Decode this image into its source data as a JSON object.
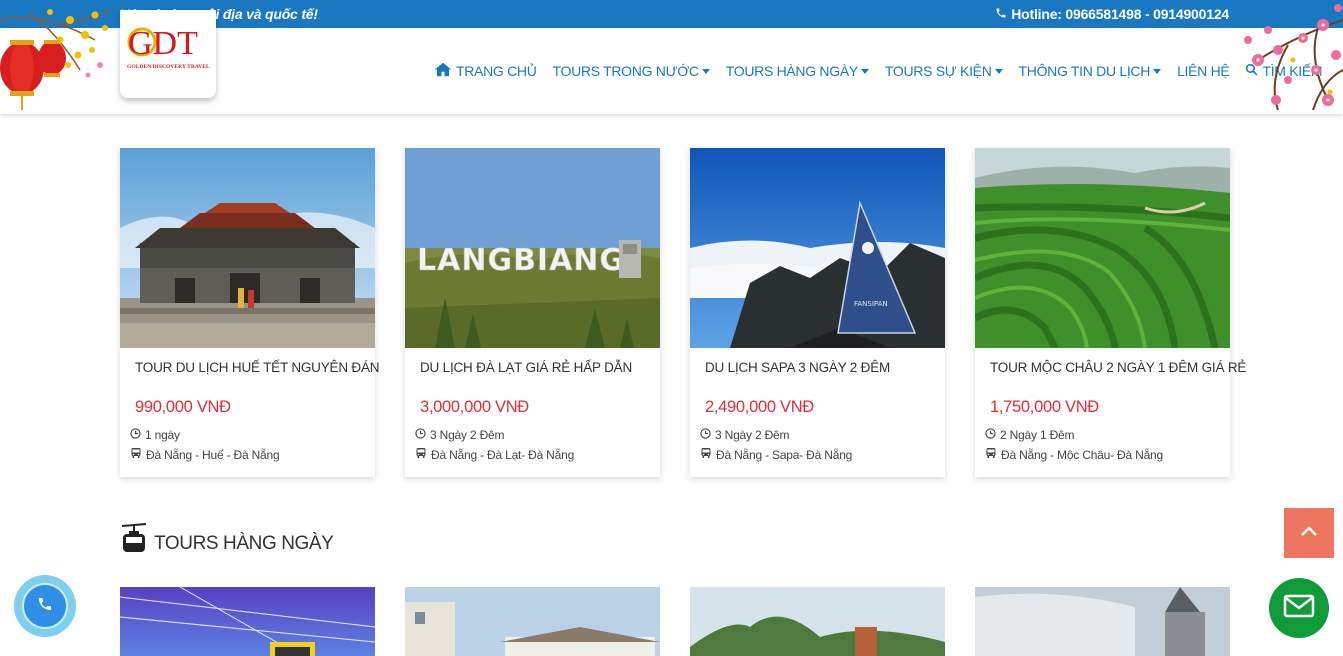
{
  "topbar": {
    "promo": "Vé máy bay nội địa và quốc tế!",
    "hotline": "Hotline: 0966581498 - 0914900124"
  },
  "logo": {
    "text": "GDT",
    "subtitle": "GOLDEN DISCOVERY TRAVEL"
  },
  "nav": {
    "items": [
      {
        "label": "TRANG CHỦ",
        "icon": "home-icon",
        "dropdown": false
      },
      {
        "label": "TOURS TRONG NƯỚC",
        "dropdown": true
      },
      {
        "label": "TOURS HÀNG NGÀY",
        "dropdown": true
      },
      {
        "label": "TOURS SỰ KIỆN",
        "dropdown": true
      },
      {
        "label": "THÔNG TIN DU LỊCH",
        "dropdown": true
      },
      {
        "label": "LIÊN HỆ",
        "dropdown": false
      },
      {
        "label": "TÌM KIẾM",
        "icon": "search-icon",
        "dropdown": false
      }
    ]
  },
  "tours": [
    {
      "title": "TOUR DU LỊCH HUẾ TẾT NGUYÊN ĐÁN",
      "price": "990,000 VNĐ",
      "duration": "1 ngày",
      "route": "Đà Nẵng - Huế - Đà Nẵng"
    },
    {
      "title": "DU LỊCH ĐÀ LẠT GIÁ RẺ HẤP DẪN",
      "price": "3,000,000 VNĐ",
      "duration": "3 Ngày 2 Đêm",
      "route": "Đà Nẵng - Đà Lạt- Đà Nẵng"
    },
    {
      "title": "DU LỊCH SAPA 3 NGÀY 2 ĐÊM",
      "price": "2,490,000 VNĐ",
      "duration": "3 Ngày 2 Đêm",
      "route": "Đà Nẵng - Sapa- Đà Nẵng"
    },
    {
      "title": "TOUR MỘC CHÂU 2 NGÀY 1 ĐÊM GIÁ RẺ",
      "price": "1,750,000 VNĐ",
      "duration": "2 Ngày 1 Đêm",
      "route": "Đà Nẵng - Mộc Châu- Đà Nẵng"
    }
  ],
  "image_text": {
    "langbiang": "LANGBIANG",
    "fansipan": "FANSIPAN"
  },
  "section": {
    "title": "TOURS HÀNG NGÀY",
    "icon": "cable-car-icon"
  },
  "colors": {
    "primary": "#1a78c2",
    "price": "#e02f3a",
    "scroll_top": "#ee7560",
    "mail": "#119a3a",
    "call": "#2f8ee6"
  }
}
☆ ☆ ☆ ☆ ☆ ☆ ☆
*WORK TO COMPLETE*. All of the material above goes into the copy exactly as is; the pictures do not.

*REPLY TO THE TASK*.
Decode this image into its source data as a JSON object.
{
  "topbar": {
    "promo": "Vé máy bay nội địa và quốc tế!",
    "hotline": "Hotline: 0966581498 - 0914900124"
  },
  "logo": {
    "text": "GDT",
    "subtitle": "GOLDEN DISCOVERY TRAVEL"
  },
  "nav": {
    "items": [
      {
        "label": "TRANG CHỦ",
        "icon": "home-icon",
        "dropdown": false
      },
      {
        "label": "TOURS TRONG NƯỚC",
        "dropdown": true
      },
      {
        "label": "TOURS HÀNG NGÀY",
        "dropdown": true
      },
      {
        "label": "TOURS SỰ KIỆN",
        "dropdown": true
      },
      {
        "label": "THÔNG TIN DU LỊCH",
        "dropdown": true
      },
      {
        "label": "LIÊN HỆ",
        "dropdown": false
      },
      {
        "label": "TÌM KIẾM",
        "icon": "search-icon",
        "dropdown": false
      }
    ]
  },
  "tours": [
    {
      "title": "TOUR DU LỊCH HUẾ TẾT NGUYÊN ĐÁN",
      "price": "990,000 VNĐ",
      "duration": "1 ngày",
      "route": "Đà Nẵng - Huế - Đà Nẵng"
    },
    {
      "title": "DU LỊCH ĐÀ LẠT GIÁ RẺ HẤP DẪN",
      "price": "3,000,000 VNĐ",
      "duration": "3 Ngày 2 Đêm",
      "route": "Đà Nẵng - Đà Lạt- Đà Nẵng"
    },
    {
      "title": "DU LỊCH SAPA 3 NGÀY 2 ĐÊM",
      "price": "2,490,000 VNĐ",
      "duration": "3 Ngày 2 Đêm",
      "route": "Đà Nẵng - Sapa- Đà Nẵng"
    },
    {
      "title": "TOUR MỘC CHÂU 2 NGÀY 1 ĐÊM GIÁ RẺ",
      "price": "1,750,000 VNĐ",
      "duration": "2 Ngày 1 Đêm",
      "route": "Đà Nẵng - Mộc Châu- Đà Nẵng"
    }
  ],
  "image_text": {
    "langbiang": "LANGBIANG",
    "fansipan": "FANSIPAN"
  },
  "section": {
    "title": "TOURS HÀNG NGÀY",
    "icon": "cable-car-icon"
  },
  "colors": {
    "primary": "#1a78c2",
    "price": "#e02f3a",
    "scroll_top": "#ee7560",
    "mail": "#119a3a",
    "call": "#2f8ee6"
  }
}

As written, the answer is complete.